As it turns out, a glaive is one of the most often forgotten pieces of the medieval collections maintained by serious medieval weapons enthusiasts around the country. Not only is the glaive easily confused with other things, because of its cult film legacy, but it’s also a big weapon, and somewhat specialised, therefore, hard to come by. The glaive is also very old, and has passed out of popularity in favor of swords in all their forms. Many people who collect medieval weapons will have a variety of swords, and blades in a variety of cultural forms, if not genuinely from around the world.
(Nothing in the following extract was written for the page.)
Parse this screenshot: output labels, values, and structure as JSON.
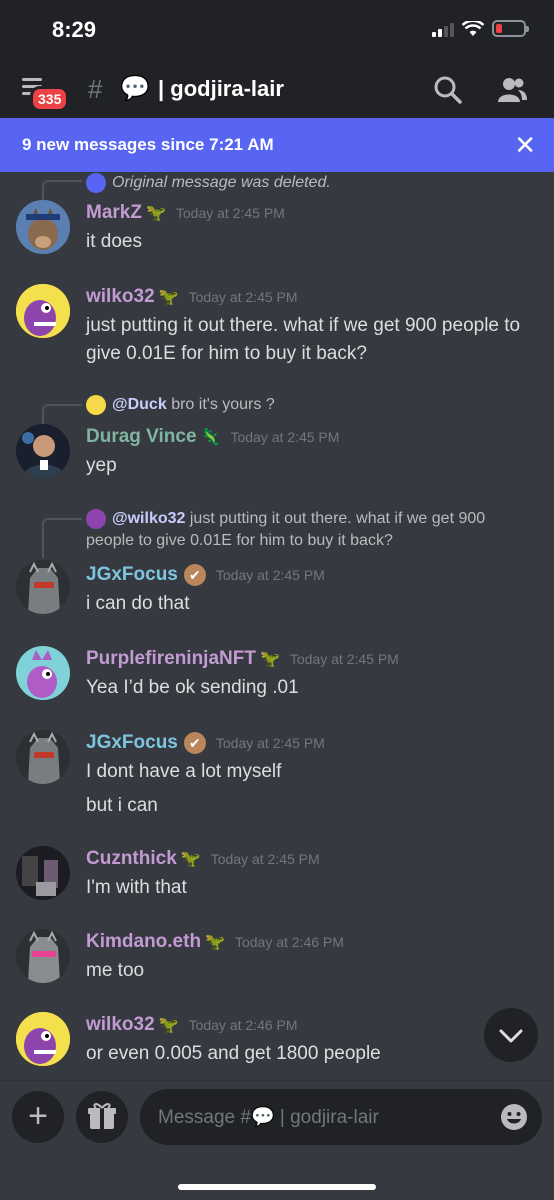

Very few have bothered to seek out any glaives.
In fact, glaive is French; it is the modern word for sword, and is poetically used in the stead of the more accepted and cliche ‘sword’ –I suppose it’s more romantic? Modern etymogology trace the roots closest to the early terms for swords, but, even in medieval times, the glaive was always used to refer to polearms, and spears. A glaive is what a spear wants to be when it grows up; while the spear is great for throwing, a glaive is meant to be wielded and held. It looks like a very fancy spear; long handle, with a blade affixed to the end.
The glaive’s blade is often wrought in designs. Typically, they were used to take riders right off a horse, without being close enough to get trampled or caught by a sword. So they were long, and they were designed to get a grip on whatever they went into. A man suffering from a piercing wound can still swing a sword, so the glaive’s design was fairly innovative. It was thin enough to get into tight crannies between plates of armor, and it was hooked, pronged, or had serrated star-shaped notches cut into it, protruding from it, etc., and wrought with ornate lacework. Ideally, the glaive would be thrust between plates of armor, securely locked into bone and gristle, and tear the rider down, making him easier to kill.
An armed cavalry is death to any foot soldiers and infantry, so the evolution of the polearm probably began at spears, and went from there. The riding men were a double threat; they could trample you, or cut men down with swords. The people on the ground had to have something to kill the rider, and take the horse as much out of commission as possible, keeping the rider and horse as far away as possible in the meantime.